Harnessing GFP goes well beyond enabling us to produce dramatic pictures (even though this aspect is pretty cool). By the way, the picture above is of a embryonic zebra-fish with its neurons lit up. They call it a ‘brainbow’! GFP has also become an essential tool in studying biological process by its ability to tag and track individual cells as they mature, function and die.
In 1997 we launched a probe named Cassini to the system surrounding Saturn. It took seven years to cross interplanetary space and in 2004 it arrived to start studying Saturn and its moons. One of the most surprising finds has been from a previously nondescript small icy moon named Enceladus. In 2008 Cassini returned fantastic evidence that may just point us to the first discovery of extraterrestrial life.
What we’ve found on Enceladus is evidence of tectonic activity attested to by the relative lack of craters and the existence of deep fissures and cracks on the surface. On what should be a frozen solid piece of rock we’ve instead discovered enough heat to drive geological activity. Jets of powdery snow and water vapor are spewed miles into space from massive surface geysers. Some of them spewed so far as to be forming some of Saturn’s rings. What’s more, these ejections are chock-full of organic compounds. The current theory is that Enceladus has a surface of ice sheets similar to tectonic plates which float on a deep mantle of liquid water.

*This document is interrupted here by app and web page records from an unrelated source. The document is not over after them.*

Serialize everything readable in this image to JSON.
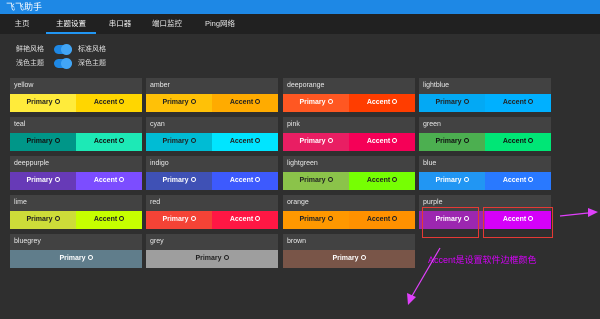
{
  "app": {
    "title": "飞飞助手"
  },
  "tabs": [
    {
      "label": "主页"
    },
    {
      "label": "主题设置"
    },
    {
      "label": "串口器"
    },
    {
      "label": "端口监控"
    },
    {
      "label": "Ping网络"
    }
  ],
  "toggles": [
    {
      "left": "鲜艳风格",
      "right": "标准风格"
    },
    {
      "left": "浅色主题",
      "right": "深色主题"
    }
  ],
  "swatches": [
    {
      "name": "yellow",
      "primary_label": "Primary",
      "accent_label": "Accent",
      "primary_color": "#ffeb3b",
      "accent_color": "#ffd600",
      "text_color": "#222222"
    },
    {
      "name": "amber",
      "primary_label": "Primary",
      "accent_label": "Accent",
      "primary_color": "#ffc107",
      "accent_color": "#ffab00",
      "text_color": "#222222"
    },
    {
      "name": "deeporange",
      "primary_label": "Primary",
      "accent_label": "Accent",
      "primary_color": "#ff5722",
      "accent_color": "#ff3d00",
      "text_color": "#ffffff"
    },
    {
      "name": "lightblue",
      "primary_label": "Primary",
      "accent_label": "Accent",
      "primary_color": "#03a9f4",
      "accent_color": "#00b0ff",
      "text_color": "#222222"
    },
    {
      "name": "teal",
      "primary_label": "Primary",
      "accent_label": "Accent",
      "primary_color": "#009688",
      "accent_color": "#1de9b6",
      "text_color": "#111111"
    },
    {
      "name": "cyan",
      "primary_label": "Primary",
      "accent_label": "Accent",
      "primary_color": "#00bcd4",
      "accent_color": "#00e5ff",
      "text_color": "#222222"
    },
    {
      "name": "pink",
      "primary_label": "Primary",
      "accent_label": "Accent",
      "primary_color": "#e91e63",
      "accent_color": "#f50057",
      "text_color": "#ffffff"
    },
    {
      "name": "green",
      "primary_label": "Primary",
      "accent_label": "Accent",
      "primary_color": "#4caf50",
      "accent_color": "#00e676",
      "text_color": "#111111"
    },
    {
      "name": "deeppurple",
      "primary_label": "Primary",
      "accent_label": "Accent",
      "primary_color": "#673ab7",
      "accent_color": "#7c4dff",
      "text_color": "#ffffff"
    },
    {
      "name": "indigo",
      "primary_label": "Primary",
      "accent_label": "Accent",
      "primary_color": "#3f51b5",
      "accent_color": "#3d5afe",
      "text_color": "#ffffff"
    },
    {
      "name": "lightgreen",
      "primary_label": "Primary",
      "accent_label": "Accent",
      "primary_color": "#8bc34a",
      "accent_color": "#76ff03",
      "text_color": "#222222"
    },
    {
      "name": "blue",
      "primary_label": "Primary",
      "accent_label": "Accent",
      "primary_color": "#2196f3",
      "accent_color": "#2979ff",
      "text_color": "#ffffff"
    },
    {
      "name": "lime",
      "primary_label": "Primary",
      "accent_label": "Accent",
      "primary_color": "#cddc39",
      "accent_color": "#c6ff00",
      "text_color": "#222222"
    },
    {
      "name": "red",
      "primary_label": "Primary",
      "accent_label": "Accent",
      "primary_color": "#f44336",
      "accent_color": "#ff1744",
      "text_color": "#ffffff"
    },
    {
      "name": "orange",
      "primary_label": "Primary",
      "accent_label": "Accent",
      "primary_color": "#ff9800",
      "accent_color": "#ff9100",
      "text_color": "#222222"
    },
    {
      "name": "purple",
      "primary_label": "Primary",
      "accent_label": "Accent",
      "primary_color": "#9c27b0",
      "accent_color": "#d500f9",
      "text_color": "#ffffff"
    },
    {
      "name": "bluegrey",
      "primary_label": "Primary",
      "primary_color": "#607d8b",
      "text_color": "#ffffff"
    },
    {
      "name": "grey",
      "primary_label": "Primary",
      "primary_color": "#9e9e9e",
      "text_color": "#222222"
    },
    {
      "name": "brown",
      "primary_label": "Primary",
      "primary_color": "#795548",
      "text_color": "#ffffff"
    }
  ],
  "annotation": {
    "text": "Accent是设置软件边框颜色",
    "color": "#d500f9"
  }
}
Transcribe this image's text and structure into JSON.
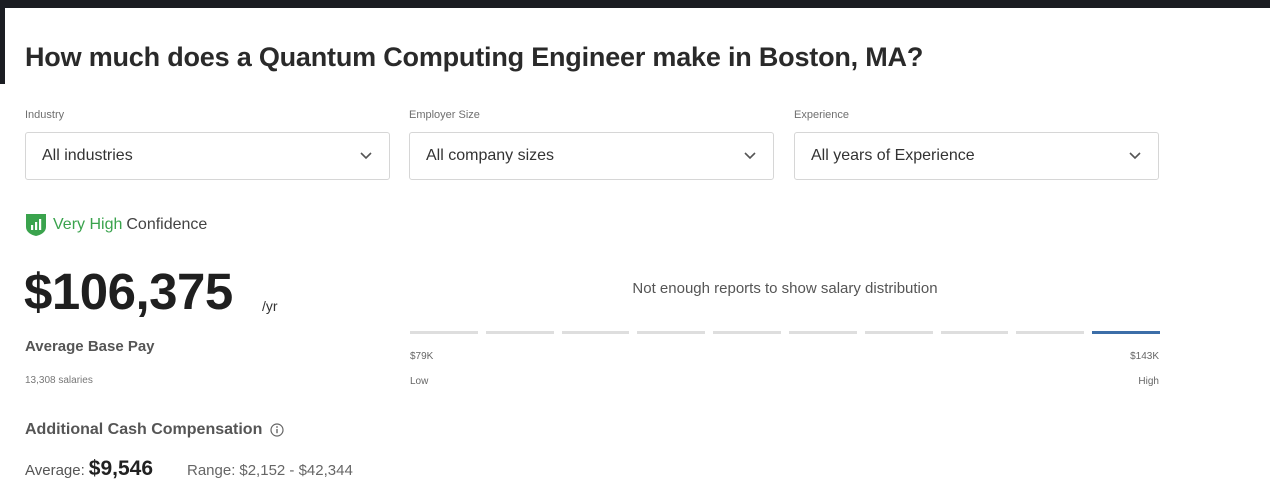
{
  "header": {
    "title": "How much does a Quantum Computing Engineer make in Boston, MA?"
  },
  "filters": [
    {
      "label": "Industry",
      "value": "All industries",
      "icon": "chevron-down-icon"
    },
    {
      "label": "Employer Size",
      "value": "All company sizes",
      "icon": "chevron-down-icon"
    },
    {
      "label": "Experience",
      "value": "All years of Experience",
      "icon": "chevron-down-icon"
    }
  ],
  "confidence": {
    "level": "Very High",
    "suffix": "Confidence",
    "color": "#3aa34d",
    "icon": "shield-signal-icon"
  },
  "pay": {
    "amount": "$106,375",
    "unit": "/yr",
    "label": "Average Base Pay",
    "count": "13,308 salaries"
  },
  "distribution": {
    "message": "Not enough reports to show salary distribution",
    "low_value": "$79K",
    "low_label": "Low",
    "high_value": "$143K",
    "high_label": "High",
    "active_color": "#3c6ea8",
    "active_bucket": 9,
    "bucket_count": 10
  },
  "cash": {
    "title": "Additional Cash Compensation",
    "info_icon": "info-icon",
    "average_label": "Average:",
    "average_value": "$9,546",
    "range_label": "Range:",
    "range_value": "$2,152 - $42,344"
  }
}
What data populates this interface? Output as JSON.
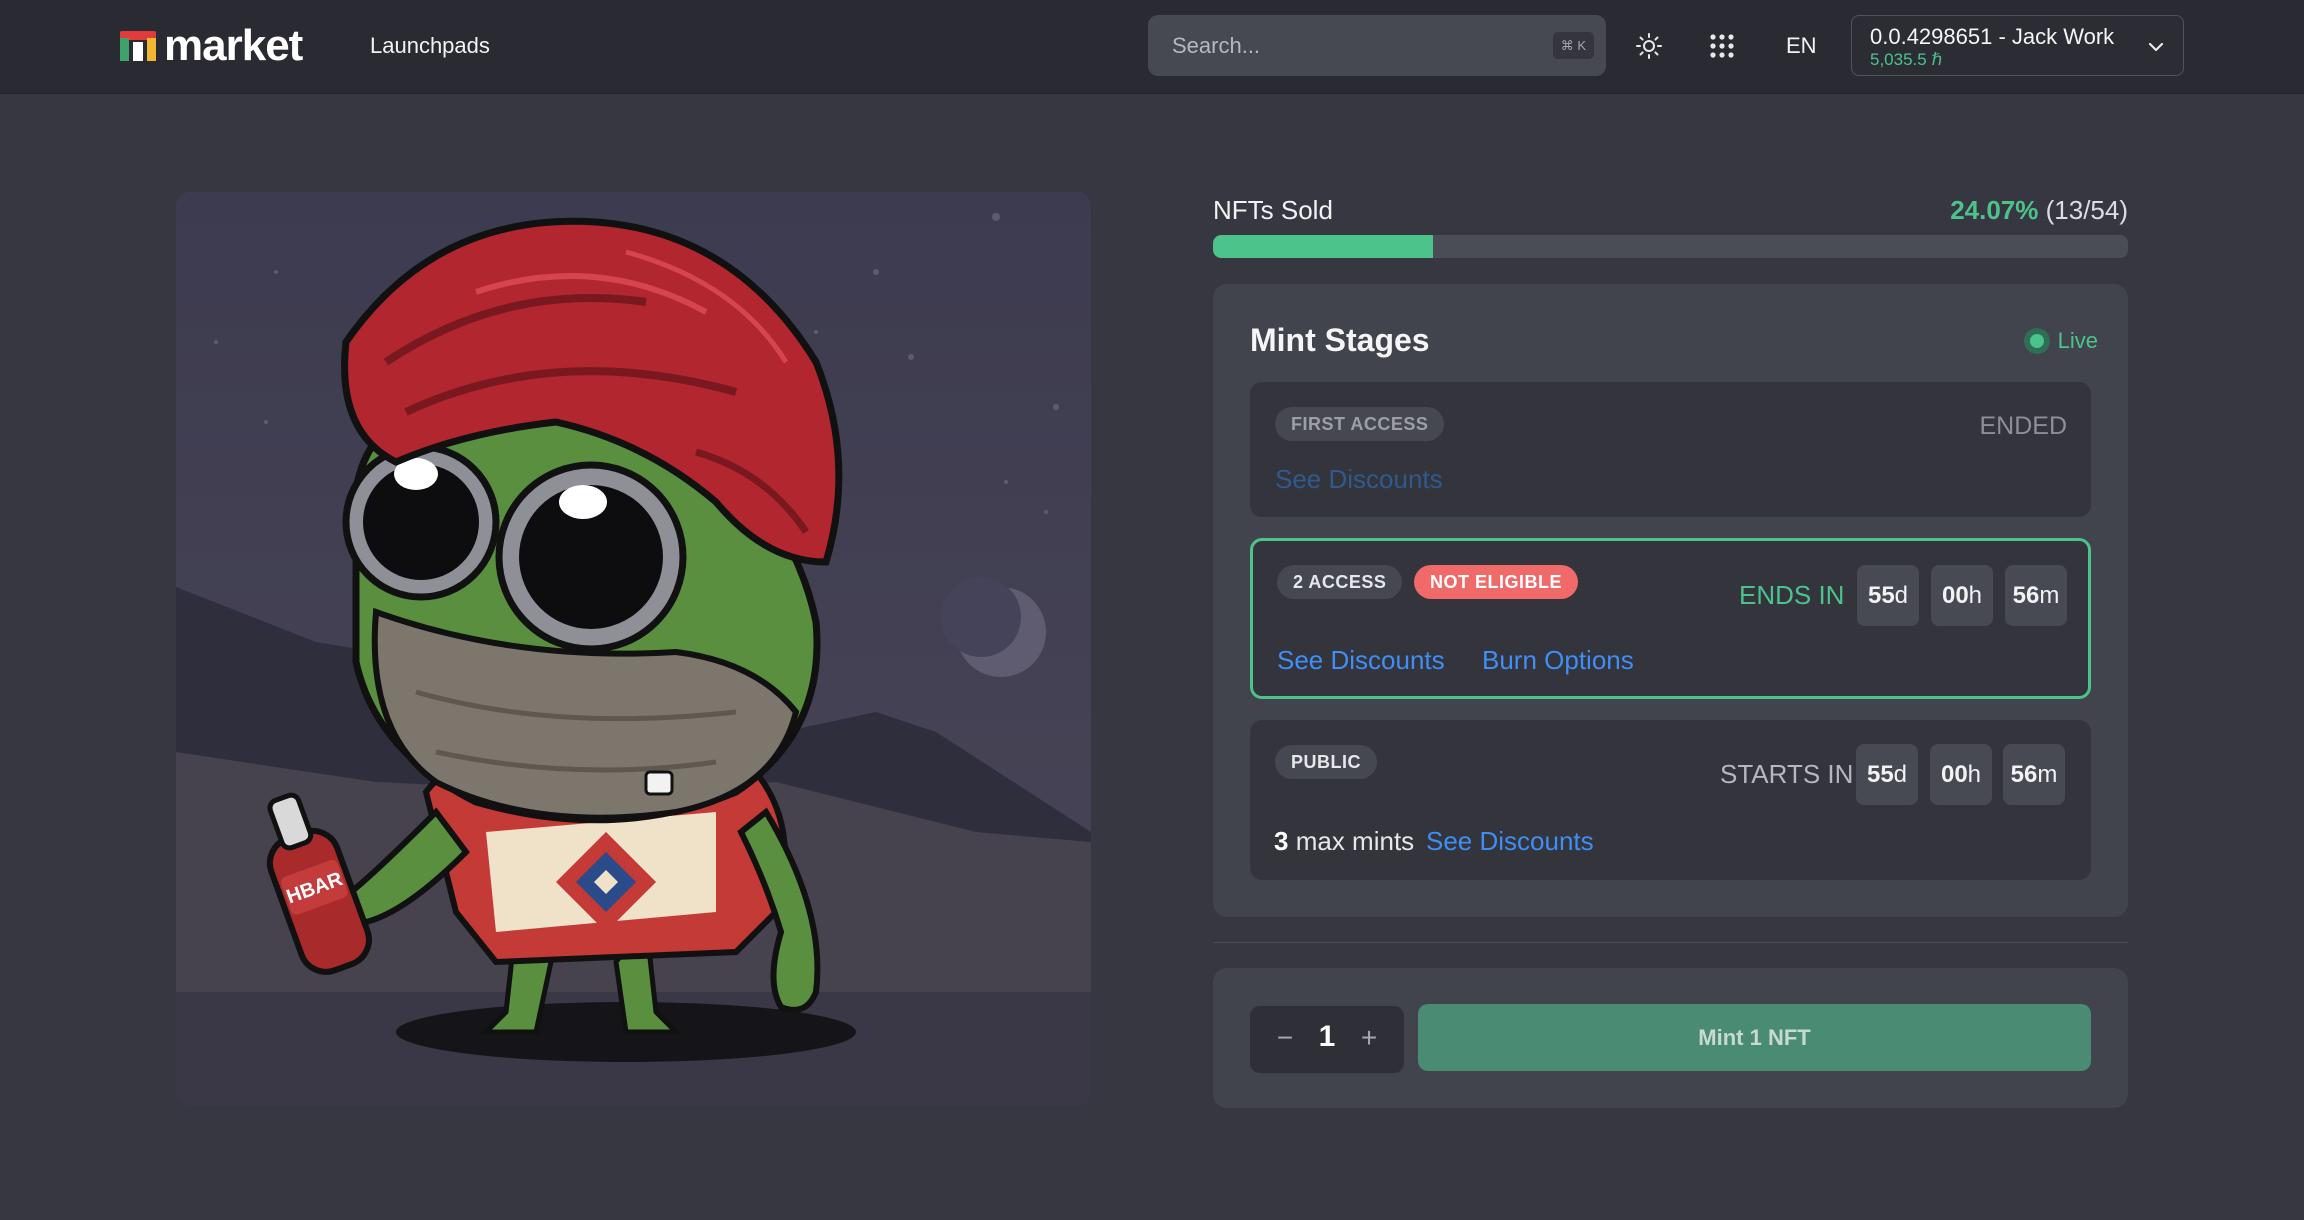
{
  "header": {
    "logo_text": "market",
    "nav_launchpads": "Launchpads",
    "search_placeholder": "Search...",
    "search_shortcut": "⌘ K",
    "language": "EN",
    "account_name": "0.0.4298651 - Jack Work",
    "account_balance": "5,035.5 ℏ"
  },
  "sale": {
    "sold_label": "NFTs Sold",
    "sold_percent": "24.07%",
    "sold_count": "(13/54)",
    "progress_fraction": 0.2407
  },
  "mint_stages": {
    "title": "Mint Stages",
    "status": "Live",
    "stages": [
      {
        "name": "FIRST ACCESS",
        "status": "ENDED",
        "link1": "See Discounts"
      },
      {
        "name": "2 ACCESS",
        "badge": "NOT ELIGIBLE",
        "timer_label": "ENDS IN",
        "days": "55",
        "days_unit": "d",
        "hours": "00",
        "hours_unit": "h",
        "minutes": "56",
        "minutes_unit": "m",
        "link1": "See Discounts",
        "link2": "Burn Options"
      },
      {
        "name": "PUBLIC",
        "timer_label": "STARTS IN",
        "days": "55",
        "days_unit": "d",
        "hours": "00",
        "hours_unit": "h",
        "minutes": "56",
        "minutes_unit": "m",
        "max_mints_count": "3",
        "max_mints_label": "max mints",
        "link1": "See Discounts"
      }
    ]
  },
  "mint": {
    "quantity": "1",
    "minus": "−",
    "plus": "+",
    "button_label": "Mint 1 NFT"
  },
  "artwork": {
    "bottle_label": "HBAR"
  },
  "colors": {
    "accent_green": "#4cc38a",
    "link_blue": "#3f8ef5",
    "badge_red": "#f06a6a",
    "background": "#363740",
    "header_bg": "#2a2b32"
  }
}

What do we get when we combine energy + organic compounds + liquid water? A very freaking fertile environment for life! The possibility that beneath massive sheets of ice there might be lurking microbial life in a liquid sea which has arisen 750 million miles from Earth is awesome. I’m almost at a loss for words…but don’t worry just almost. By the way for some additional pics that kick ass check out this link.
Well that wraps it up for the first 5 stories. Keep an eye out next week for the remaining stories that round out Valence’s Top 10 Science Stories of the Year!
Before I let you go, vote below for the story that you found most interesting: